Instead of lying down to die, Zevon went to the studio to work on an album. The result was The Wind
, an album partially about his diagnosis and partly a goodbye, but all in all life-affirming. The album featured many of Zevon's friends and frequent collaborators, including T-Bone Burnett (who co-wrote "Bed of Coals"), Bruce Springsteen (who co-wrote "Jeannie Needs a Shooter"), Dwight Yoakam (who sang back-up on "Heartache Spoken Here" and appeared with Zevon in the 2000 movie South of Heaven, West of Hell
), and Eagles Don Henley and Timothy B. Schmit. The album was released on August 26, 2003 to unanimous praise. VH-1 chronicled the recording of the album and aired the documentary as the first episode of a new series titled InsideOut
Zevon's last public performance was on dear friend David Letterman's show on October 30, 2002, where he was Letterman's only guest.
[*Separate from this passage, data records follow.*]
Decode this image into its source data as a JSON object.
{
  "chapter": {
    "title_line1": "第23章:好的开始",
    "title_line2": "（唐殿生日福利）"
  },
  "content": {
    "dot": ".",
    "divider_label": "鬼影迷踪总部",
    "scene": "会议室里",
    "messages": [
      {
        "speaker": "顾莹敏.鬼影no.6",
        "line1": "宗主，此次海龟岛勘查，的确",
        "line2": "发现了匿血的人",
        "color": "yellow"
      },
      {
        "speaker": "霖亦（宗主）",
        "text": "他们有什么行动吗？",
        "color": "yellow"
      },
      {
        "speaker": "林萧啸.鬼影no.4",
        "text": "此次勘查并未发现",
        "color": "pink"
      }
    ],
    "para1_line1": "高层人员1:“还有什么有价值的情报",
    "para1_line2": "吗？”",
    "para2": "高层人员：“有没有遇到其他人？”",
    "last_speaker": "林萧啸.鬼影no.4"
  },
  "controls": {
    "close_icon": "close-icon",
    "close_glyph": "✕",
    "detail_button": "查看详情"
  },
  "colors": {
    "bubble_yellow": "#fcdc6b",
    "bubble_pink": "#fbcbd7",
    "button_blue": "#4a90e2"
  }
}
On the show, he spoke candidly but with typical Zevon humor about his diagnosis. He performed three songs, "Mutineer," "Genius," and (at Letterman's request) "Roland the Headless Thompson Gunner." He also coined a phrase: when Letterman asked what he had learned from receiving a terminal diagnosis, Zevon replied that the main thing he had learned was "how you're supposed to enjoy every sandwich." The phrase would become the title of a tribute album in 2004.
Just twelve days after the release of The Wind
, Warren Zevon died in his sleep on Sunday, September 7, 2003. He was 56 years of age. He was survived by a son, Jordan, from his first marriage to Tule Livingston (who would die six months after Zevon, also of cancer), and daughter Ariel (who is an actress) from his marriage to Crystal.
In February 2004 The Wind
was nominated for five Grammy awards. It won two: Best Vocal Rock Performance, Duo or Group (for "Disorder in the House" with Bruce Springsteen), and "Best Contemporary Folk Album. The Grammy Awards broadcast featured many of the artists who had helped Zevon make The Wind
singing along with a video of Zevon to "Keep Me in Your Heart."
Jordan Zevon, in addition to his music career, has become a spokesman for mesothelioma awareness.
I'll Sleep When I'm Dead: The Dirty Life and Times of Warren Zevon
by Crystal Zevon. Warren's second wife (the mother of Ariel Zevon) looks back at Warren's popularity during the Excitable Boy
era and his battle with the bottle.
(chronologically by original release/recording)
The First Sessions
Zevon Wanted Dead or Alive
Bad Luck Streak in Dancing School
Stand in the Fire
A Quiet Normal Life: The Best of Warren Zevon
Hindu Love Gods
(recordeded 1986, released in 1990)
Mr. Bad Example
Learning to Flinch
I'll Sleep When I'm Dead: An Anthology
Life'll Kill Ya
My Ride's Here
Genius: The Best of Warren Zevon
Reconsider Me: The Love Songs
Preludes: Rare and Unreleased Recordings
Enjoy Every Sandwich